Search the data for the string "window", and report each line where it is found.

Records contained in a dataset

Start of Block

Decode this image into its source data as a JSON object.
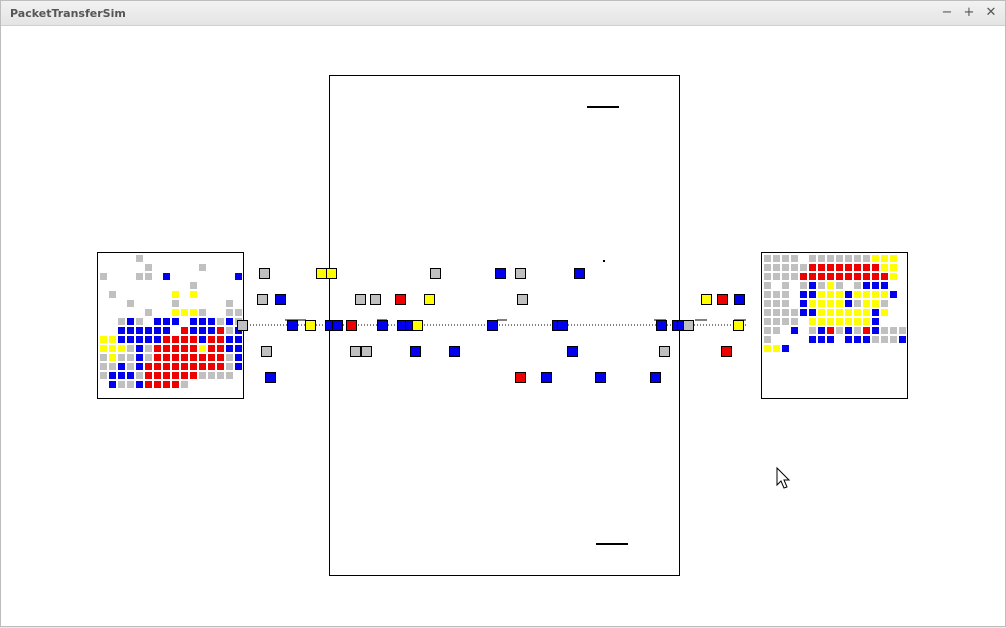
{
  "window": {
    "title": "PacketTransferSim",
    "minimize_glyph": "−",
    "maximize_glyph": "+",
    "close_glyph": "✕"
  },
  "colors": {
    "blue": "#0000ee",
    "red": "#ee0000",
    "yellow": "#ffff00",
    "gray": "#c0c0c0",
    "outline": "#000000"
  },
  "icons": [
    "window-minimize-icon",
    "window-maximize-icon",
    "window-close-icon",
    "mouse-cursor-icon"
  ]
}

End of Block

> [Result for this exercise]:
  "window": {
    "window-minimize-icon",
    "window-maximize-icon",
    "window-close-icon",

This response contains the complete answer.